This time around, Viaero hoped to build two towers. One would be at Eighth and Willow, inside a residential area, a couple blocks from the Union Pacific railroad main line. The other was slated for at corner of West E and Sherman, near the First United Methodist Church.
The towers would be 20 feet shorter than the tower the company proposed in May, but the shorter height did not stem the tide of protests.
Earlier, the North Platte Planning Commission voted to not recommend the permit. They said that the tower would not be in harmony with the character and normal use of the area.
At the last minute, the application for the tower at West E was pulled from the council agenda, even though it is the heart of the coverage area that Viaero needs, according to the company's application. The property owners – the church – asked that the request be removed from consideration.
Residents near Eighth and Willow expressed fear of damage to property values and detrimental radiation effects over the long term. Residents noted the tower would be near a school and expressed concern for the health of the children.
In the application, Viaero said the tower was needed to provide 4G coverage -- a high capacity coverage that allows smart phones to function like computers.
Viaero said the tower could increase property values because smart phones will carry more data, 911 calls and responses would improve, and the coverage would benefit both residents and businesses, promoting economic development.
But residents who spoke were all opposed.
Roy Welch, 315 W. Seventh, said he is “just three years away from retiring and I want to feel sure that I’m going to make that with good health. I don’t want my property value to drop and I really don’t want this big tower just outside my back door.”
During discussion, Councilman Jim Carman said he put himself in the place of the residents, and he would not want a tower near his house.

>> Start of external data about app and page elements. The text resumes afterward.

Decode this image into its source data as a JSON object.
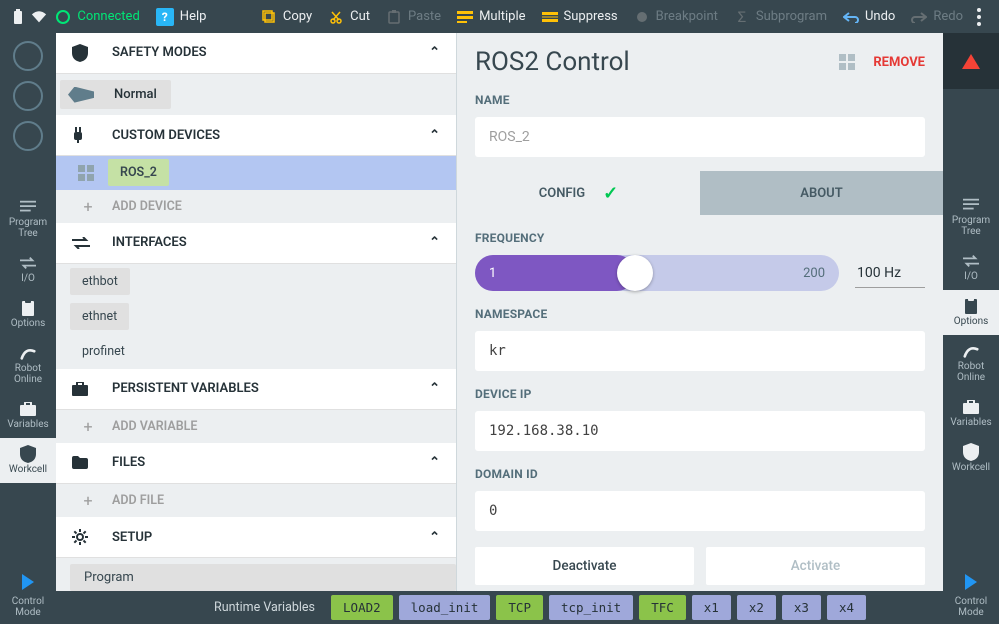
{
  "topbar": {
    "connected": "Connected",
    "help": "Help",
    "copy": "Copy",
    "cut": "Cut",
    "paste": "Paste",
    "multiple": "Multiple",
    "suppress": "Suppress",
    "breakpoint": "Breakpoint",
    "subprogram": "Subprogram",
    "undo": "Undo",
    "redo": "Redo"
  },
  "rail": {
    "program_tree": "Program\nTree",
    "io": "I/O",
    "options": "Options",
    "robot_online": "Robot\nOnline",
    "variables": "Variables",
    "workcell": "Workcell",
    "control_mode": "Control\nMode"
  },
  "tree": {
    "safety_modes": "SAFETY MODES",
    "normal": "Normal",
    "custom_devices": "CUSTOM DEVICES",
    "ros2": "ROS_2",
    "add_device": "ADD DEVICE",
    "interfaces": "INTERFACES",
    "iface_items": [
      "ethbot",
      "ethnet",
      "profinet"
    ],
    "persistent_vars": "PERSISTENT VARIABLES",
    "add_variable": "ADD VARIABLE",
    "files": "FILES",
    "add_file": "ADD FILE",
    "setup": "SETUP",
    "program": "Program"
  },
  "details": {
    "title": "ROS2 Control",
    "remove": "REMOVE",
    "name_label": "NAME",
    "name_value": "ROS_2",
    "tab_config": "CONFIG",
    "tab_about": "ABOUT",
    "freq_label": "FREQUENCY",
    "freq_min": "1",
    "freq_max": "200",
    "freq_value": "100  Hz",
    "ns_label": "NAMESPACE",
    "ns_value": "kr",
    "ip_label": "DEVICE IP",
    "ip_value": "192.168.38.10",
    "domain_label": "DOMAIN ID",
    "domain_value": "0",
    "deactivate": "Deactivate",
    "activate": "Activate"
  },
  "runtime": {
    "label": "Runtime Variables",
    "chips": [
      {
        "t": "LOAD2",
        "c": "g"
      },
      {
        "t": "load_init",
        "c": "p"
      },
      {
        "t": "TCP",
        "c": "g"
      },
      {
        "t": "tcp_init",
        "c": "p"
      },
      {
        "t": "TFC",
        "c": "g"
      },
      {
        "t": "x1",
        "c": "p"
      },
      {
        "t": "x2",
        "c": "p"
      },
      {
        "t": "x3",
        "c": "p"
      },
      {
        "t": "x4",
        "c": "p"
      }
    ]
  }
}
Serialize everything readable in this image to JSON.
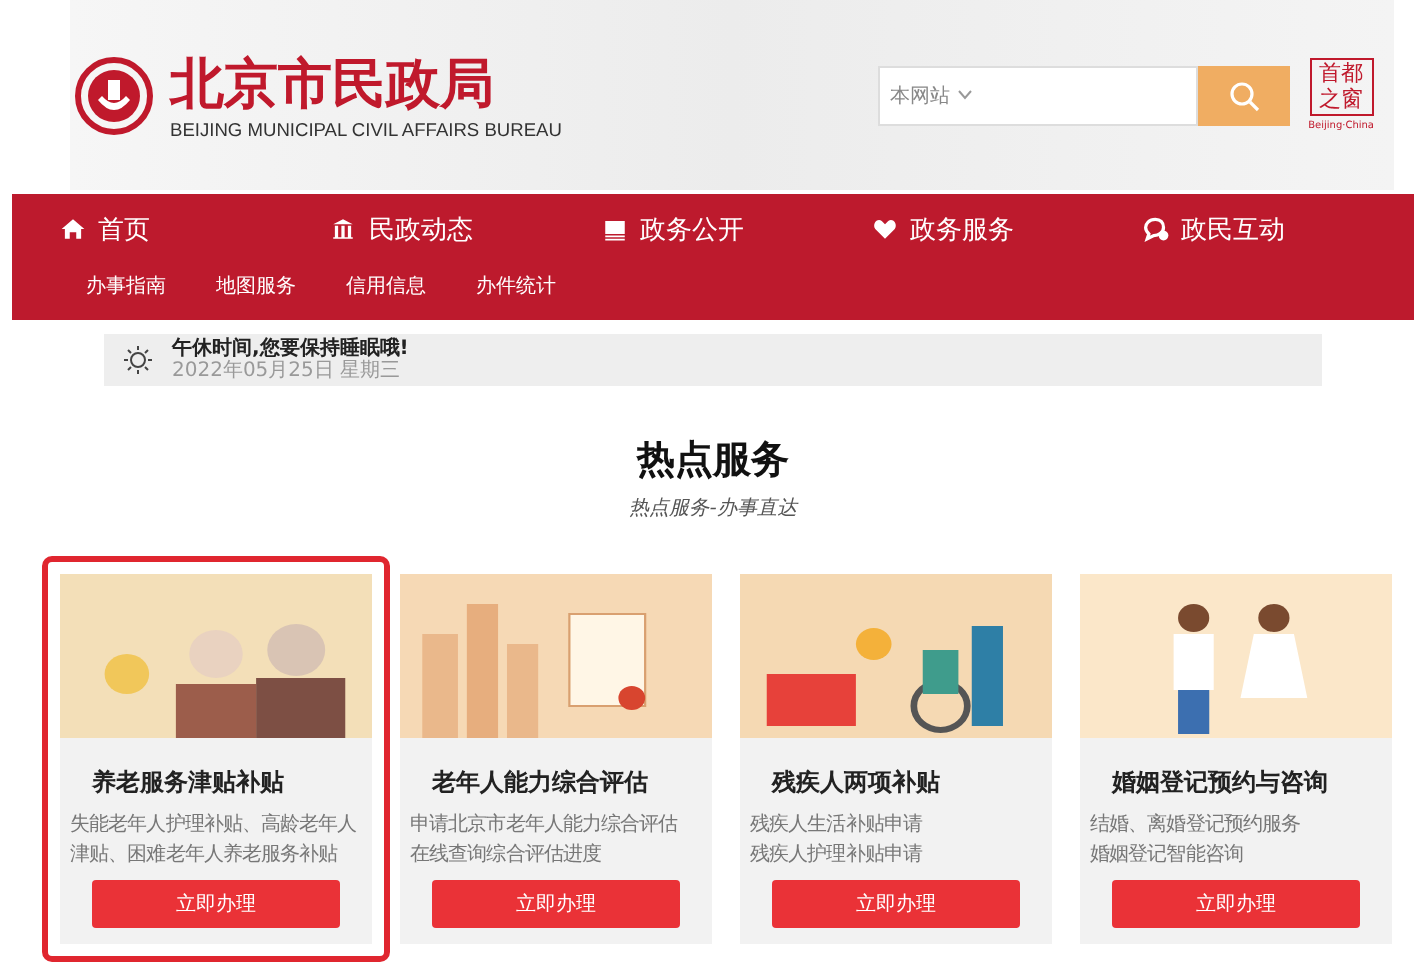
{
  "header": {
    "title": "北京市民政局",
    "subtitle": "BEIJING MUNICIPAL CIVIL AFFAIRS BUREAU",
    "search": {
      "scope": "本网站"
    },
    "seal": {
      "text": "首都之窗",
      "caption": "Beijing·China"
    }
  },
  "nav": {
    "items": [
      {
        "label": "首页"
      },
      {
        "label": "民政动态"
      },
      {
        "label": "政务公开"
      },
      {
        "label": "政务服务"
      },
      {
        "label": "政民互动"
      }
    ],
    "subitems": [
      "办事指南",
      "地图服务",
      "信用信息",
      "办件统计"
    ]
  },
  "notice": {
    "message": "午休时间,您要保持睡眠哦!",
    "date": "2022年05月25日 星期三"
  },
  "section": {
    "title": "热点服务",
    "subtitle": "热点服务-办事直达"
  },
  "cards": [
    {
      "title": "养老服务津贴补贴",
      "lines": [
        "失能老年人护理补贴、高龄老年人",
        "津贴、困难老年人养老服务补贴"
      ],
      "button": "立即办理",
      "highlighted": true
    },
    {
      "title": "老年人能力综合评估",
      "lines": [
        "申请北京市老年人能力综合评估",
        "在线查询综合评估进度"
      ],
      "button": "立即办理",
      "highlighted": false
    },
    {
      "title": "残疾人两项补贴",
      "lines": [
        "残疾人生活补贴申请",
        "残疾人护理补贴申请"
      ],
      "button": "立即办理",
      "highlighted": false
    },
    {
      "title": "婚姻登记预约与咨询",
      "lines": [
        "结婚、离婚登记预约服务",
        "婚姻登记智能咨询"
      ],
      "button": "立即办理",
      "highlighted": false
    }
  ]
}
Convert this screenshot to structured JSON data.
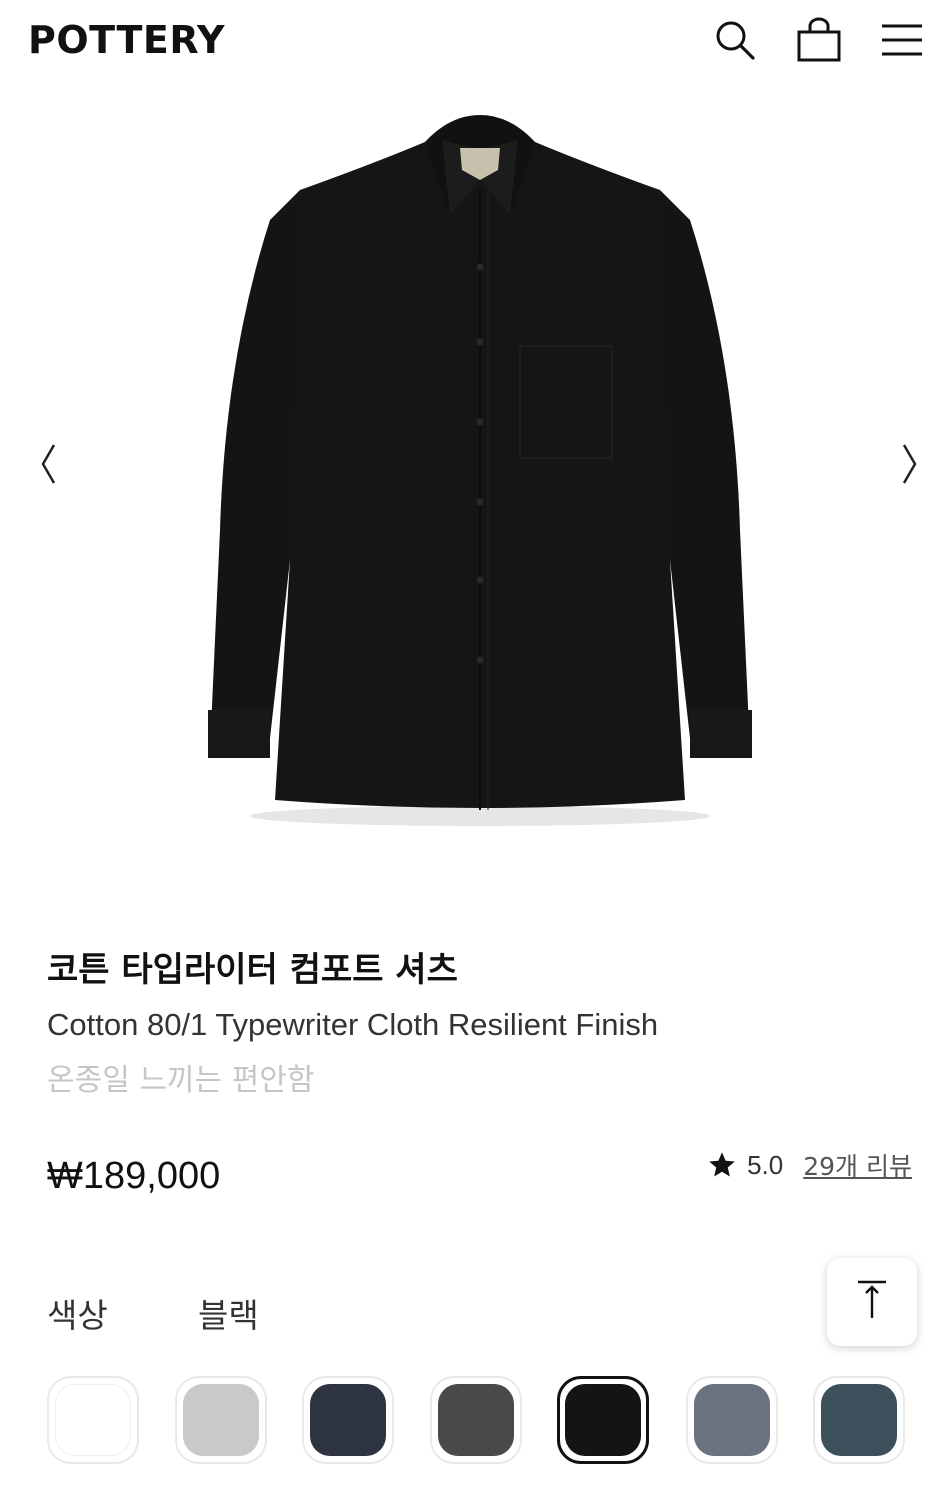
{
  "header": {
    "logo": "POTTERY",
    "icons": [
      "search-icon",
      "shopping-bag-icon",
      "menu-icon"
    ]
  },
  "gallery": {
    "image_alt": "black cotton shirt",
    "prev_icon": "chevron-left-icon",
    "next_icon": "chevron-right-icon"
  },
  "product": {
    "title_ko": "코튼 타입라이터 컴포트 셔츠",
    "title_en": "Cotton 80/1 Typewriter Cloth Resilient Finish",
    "tagline": "온종일 느끼는 편안함",
    "price": "₩189,000",
    "rating": "5.0",
    "reviews_link": "29개 리뷰"
  },
  "color": {
    "label": "색상",
    "selected": "블랙",
    "swatches": [
      {
        "name": "white",
        "hex": "#ffffff"
      },
      {
        "name": "light-gray",
        "hex": "#c9c9cb"
      },
      {
        "name": "navy",
        "hex": "#2e3440"
      },
      {
        "name": "charcoal",
        "hex": "#4a4a4c"
      },
      {
        "name": "black",
        "hex": "#141414",
        "selected": true
      },
      {
        "name": "slate-gray",
        "hex": "#6b7380"
      },
      {
        "name": "teal-gray",
        "hex": "#3d4f5b"
      }
    ]
  },
  "scroll_top_icon": "arrow-up-to-top-icon"
}
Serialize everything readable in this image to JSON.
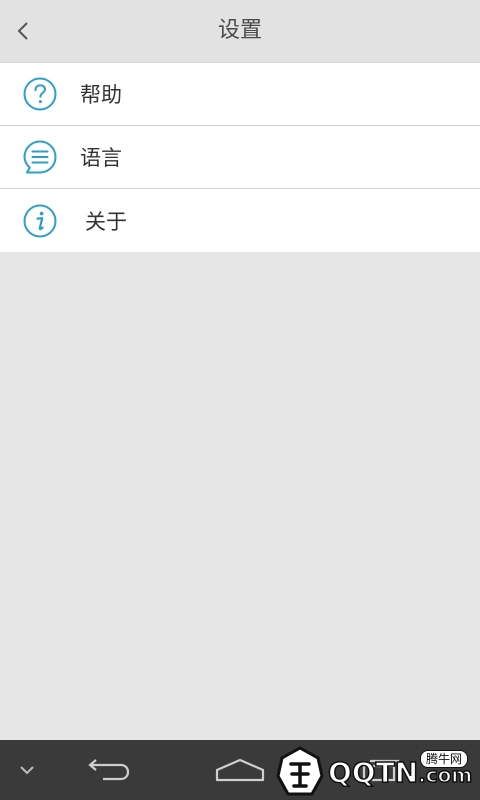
{
  "header": {
    "title": "设置",
    "back_icon": "chevron-left-icon"
  },
  "settings": {
    "items": [
      {
        "label": "帮助",
        "icon": "help-icon"
      },
      {
        "label": "语言",
        "icon": "language-icon"
      },
      {
        "label": "关于",
        "icon": "info-icon"
      }
    ]
  },
  "navbar": {
    "icons": [
      "chevron-down-icon",
      "back-arrow-icon",
      "home-icon",
      "recent-apps-icon"
    ]
  },
  "watermark": {
    "text": "QQTN",
    "suffix": ".com",
    "badge": "腾牛网"
  },
  "colors": {
    "accent": "#2b9fc9",
    "header_bg": "#e2e2e2",
    "page_bg": "#e6e6e6",
    "navbar_bg": "#3a3a3a"
  }
}
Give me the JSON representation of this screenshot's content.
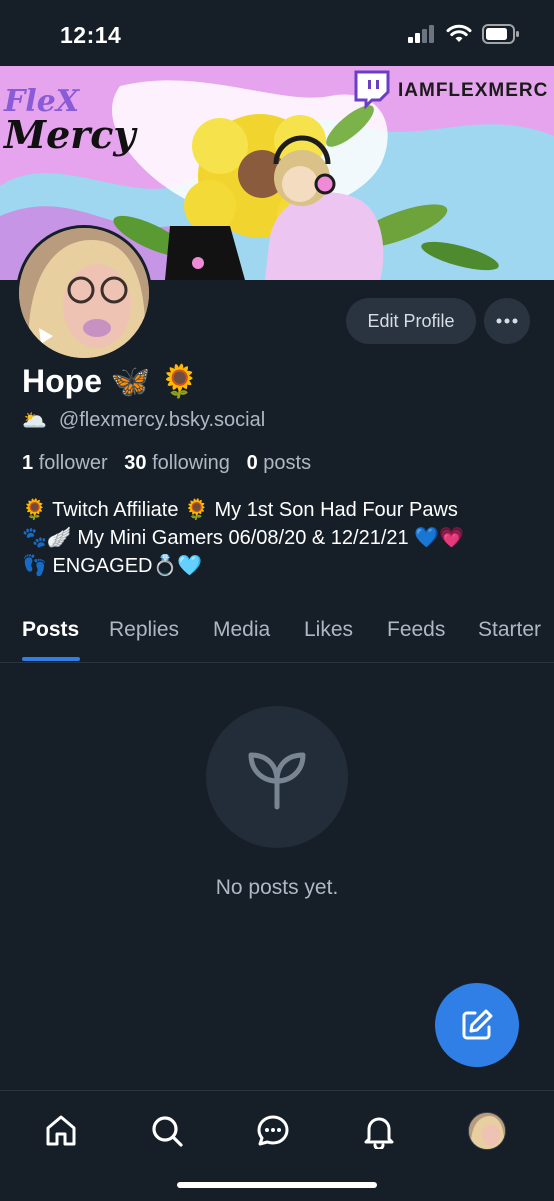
{
  "status_bar": {
    "time": "12:14"
  },
  "banner": {
    "overlay_handle": "IAMFLEXMERC",
    "logo_text": "Flex Mercy"
  },
  "profile": {
    "display_name": "Hope 🦋 🌻",
    "handle_emoji": "🌥️",
    "handle": "@flexmercy.bsky.social",
    "stats": {
      "followers_count": "1",
      "followers_label": "follower",
      "following_count": "30",
      "following_label": "following",
      "posts_count": "0",
      "posts_label": "posts"
    },
    "bio_lines": [
      "🌻 Twitch Affiliate 🌻 My 1st Son Had Four Paws",
      "🐾🪽 My Mini Gamers 06/08/20 & 12/21/21 💙💗",
      "👣 ENGAGED💍🩵"
    ]
  },
  "actions": {
    "edit_profile_label": "Edit Profile",
    "more_label": "•••"
  },
  "tabs": [
    {
      "label": "Posts",
      "active": true
    },
    {
      "label": "Replies",
      "active": false
    },
    {
      "label": "Media",
      "active": false
    },
    {
      "label": "Likes",
      "active": false
    },
    {
      "label": "Feeds",
      "active": false
    },
    {
      "label": "Starter",
      "active": false
    }
  ],
  "empty_state": {
    "icon": "sprout-icon",
    "message": "No posts yet."
  },
  "fab": {
    "icon": "compose-icon"
  },
  "bottom_nav": [
    {
      "name": "home",
      "icon": "home-icon"
    },
    {
      "name": "search",
      "icon": "search-icon"
    },
    {
      "name": "chat",
      "icon": "chat-icon"
    },
    {
      "name": "notifications",
      "icon": "bell-icon"
    },
    {
      "name": "profile",
      "icon": "avatar"
    }
  ],
  "colors": {
    "background": "#161e27",
    "accent": "#2f7fe6",
    "muted_text": "#aeb8c4",
    "button_bg": "#2a3441"
  }
}
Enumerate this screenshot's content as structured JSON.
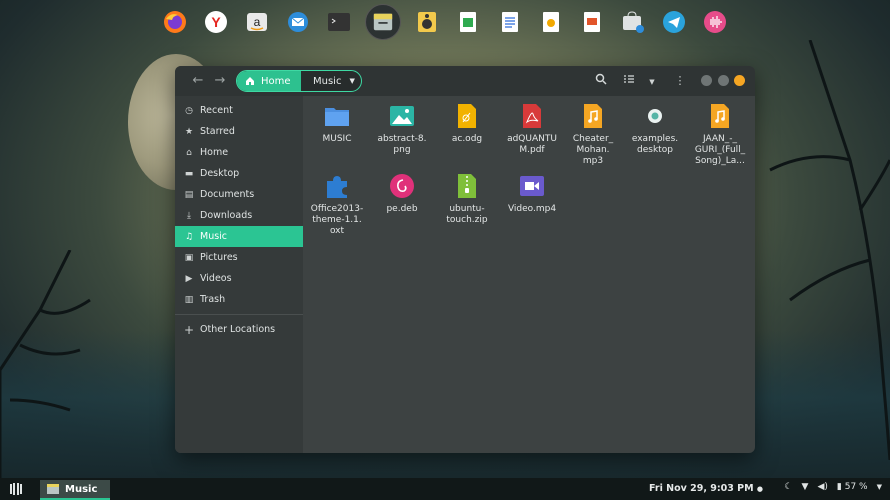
{
  "dock": {
    "items": [
      {
        "name": "firefox",
        "icon": "firefox-icon"
      },
      {
        "name": "yandex-browser",
        "icon": "yandex-icon"
      },
      {
        "name": "amazon",
        "icon": "amazon-icon"
      },
      {
        "name": "mail",
        "icon": "mail-icon"
      },
      {
        "name": "terminal",
        "icon": "terminal-icon"
      },
      {
        "name": "files",
        "icon": "files-icon"
      },
      {
        "name": "rhythmbox",
        "icon": "speaker-icon"
      },
      {
        "name": "calc",
        "icon": "spreadsheet-icon"
      },
      {
        "name": "writer",
        "icon": "document-icon"
      },
      {
        "name": "draw",
        "icon": "draw-icon"
      },
      {
        "name": "impress",
        "icon": "presentation-icon"
      },
      {
        "name": "software",
        "icon": "store-icon"
      },
      {
        "name": "telegram",
        "icon": "telegram-icon"
      },
      {
        "name": "audio-recorder",
        "icon": "waveform-icon"
      }
    ]
  },
  "window": {
    "pathbar": {
      "home_label": "Home",
      "current_label": "Music"
    },
    "sidebar": {
      "items": [
        {
          "label": "Recent",
          "icon": "clock-icon"
        },
        {
          "label": "Starred",
          "icon": "star-icon"
        },
        {
          "label": "Home",
          "icon": "home-icon"
        },
        {
          "label": "Desktop",
          "icon": "desktop-icon"
        },
        {
          "label": "Documents",
          "icon": "documents-icon"
        },
        {
          "label": "Downloads",
          "icon": "download-icon"
        },
        {
          "label": "Music",
          "icon": "music-icon",
          "active": true
        },
        {
          "label": "Pictures",
          "icon": "pictures-icon"
        },
        {
          "label": "Videos",
          "icon": "video-icon"
        },
        {
          "label": "Trash",
          "icon": "trash-icon"
        }
      ],
      "other_locations": "Other Locations"
    },
    "files": [
      {
        "name": "MUSIC",
        "type": "folder"
      },
      {
        "name": "abstract-8.\npng",
        "type": "image"
      },
      {
        "name": "ac.odg",
        "type": "drawing"
      },
      {
        "name": "adQUANTU\nM.pdf",
        "type": "pdf"
      },
      {
        "name": "Cheater_\nMohan.\nmp3",
        "type": "audio"
      },
      {
        "name": "examples.\ndesktop",
        "type": "desktop"
      },
      {
        "name": "JAAN_-_\nGURI_(Full_\nSong)_La...",
        "type": "audio"
      },
      {
        "name": "Office2013-\ntheme-1.1.\noxt",
        "type": "extension"
      },
      {
        "name": "pe.deb",
        "type": "deb"
      },
      {
        "name": "ubuntu-\ntouch.zip",
        "type": "zip"
      },
      {
        "name": "Video.mp4",
        "type": "video"
      }
    ]
  },
  "panel": {
    "task_label": "Music",
    "clock": "Fri Nov 29,  9:03 PM",
    "battery": "57 %"
  },
  "colors": {
    "accent": "#2bc593",
    "window_bg": "#3d4242",
    "sidebar_bg": "#353a3a",
    "headerbar_bg": "#2f3434"
  }
}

“I must consider the feeling of those that live in that neighborhood too,” Carman said.
The council voted 8-0 against the application.
Bulletin Editor George Lauby contributed to this report.